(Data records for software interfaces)
+++

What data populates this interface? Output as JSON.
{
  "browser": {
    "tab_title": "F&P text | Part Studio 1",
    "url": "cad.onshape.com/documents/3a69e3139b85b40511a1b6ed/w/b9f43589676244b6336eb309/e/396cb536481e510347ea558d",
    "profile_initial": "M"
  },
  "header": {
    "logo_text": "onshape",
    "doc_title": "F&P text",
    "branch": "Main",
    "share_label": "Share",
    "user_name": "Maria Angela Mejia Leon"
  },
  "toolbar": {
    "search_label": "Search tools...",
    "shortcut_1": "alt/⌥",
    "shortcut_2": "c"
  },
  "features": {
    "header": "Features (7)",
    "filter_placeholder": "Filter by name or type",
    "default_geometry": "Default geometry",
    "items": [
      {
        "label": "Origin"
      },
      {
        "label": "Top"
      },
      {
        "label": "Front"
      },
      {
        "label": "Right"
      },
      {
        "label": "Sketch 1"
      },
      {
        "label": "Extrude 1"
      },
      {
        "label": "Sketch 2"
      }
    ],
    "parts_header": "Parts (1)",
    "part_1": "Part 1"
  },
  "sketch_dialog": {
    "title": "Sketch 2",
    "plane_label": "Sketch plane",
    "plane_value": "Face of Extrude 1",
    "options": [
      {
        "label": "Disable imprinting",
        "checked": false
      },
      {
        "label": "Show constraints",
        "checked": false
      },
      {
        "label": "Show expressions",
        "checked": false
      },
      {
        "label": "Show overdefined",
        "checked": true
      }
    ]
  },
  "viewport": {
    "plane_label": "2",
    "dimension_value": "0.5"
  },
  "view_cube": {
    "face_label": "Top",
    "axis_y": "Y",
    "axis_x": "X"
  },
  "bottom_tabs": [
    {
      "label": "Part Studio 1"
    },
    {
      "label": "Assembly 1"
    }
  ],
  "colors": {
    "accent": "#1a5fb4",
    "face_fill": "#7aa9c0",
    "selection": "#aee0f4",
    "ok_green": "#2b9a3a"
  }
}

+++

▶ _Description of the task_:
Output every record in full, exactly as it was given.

▶ _Response box_:
What data populates this interface? Output as JSON.
{
  "browser": {
    "tab_title": "F&P text | Part Studio 1",
    "url": "cad.onshape.com/documents/3a69e3139b85b40511a1b6ed/w/b9f43589676244b6336eb309/e/396cb536481e510347ea558d",
    "profile_initial": "M"
  },
  "header": {
    "logo_text": "onshape",
    "doc_title": "F&P text",
    "branch": "Main",
    "share_label": "Share",
    "user_name": "Maria Angela Mejia Leon"
  },
  "toolbar": {
    "search_label": "Search tools...",
    "shortcut_1": "alt/⌥",
    "shortcut_2": "c"
  },
  "features": {
    "header": "Features (7)",
    "filter_placeholder": "Filter by name or type",
    "default_geometry": "Default geometry",
    "items": [
      {
        "label": "Origin"
      },
      {
        "label": "Top"
      },
      {
        "label": "Front"
      },
      {
        "label": "Right"
      },
      {
        "label": "Sketch 1"
      },
      {
        "label": "Extrude 1"
      },
      {
        "label": "Sketch 2"
      }
    ],
    "parts_header": "Parts (1)",
    "part_1": "Part 1"
  },
  "sketch_dialog": {
    "title": "Sketch 2",
    "plane_label": "Sketch plane",
    "plane_value": "Face of Extrude 1",
    "options": [
      {
        "label": "Disable imprinting",
        "checked": false
      },
      {
        "label": "Show constraints",
        "checked": false
      },
      {
        "label": "Show expressions",
        "checked": false
      },
      {
        "label": "Show overdefined",
        "checked": true
      }
    ]
  },
  "viewport": {
    "plane_label": "2",
    "dimension_value": "0.5"
  },
  "view_cube": {
    "face_label": "Top",
    "axis_y": "Y",
    "axis_x": "X"
  },
  "bottom_tabs": [
    {
      "label": "Part Studio 1"
    },
    {
      "label": "Assembly 1"
    }
  ],
  "colors": {
    "accent": "#1a5fb4",
    "face_fill": "#7aa9c0",
    "selection": "#aee0f4",
    "ok_green": "#2b9a3a"
  }
}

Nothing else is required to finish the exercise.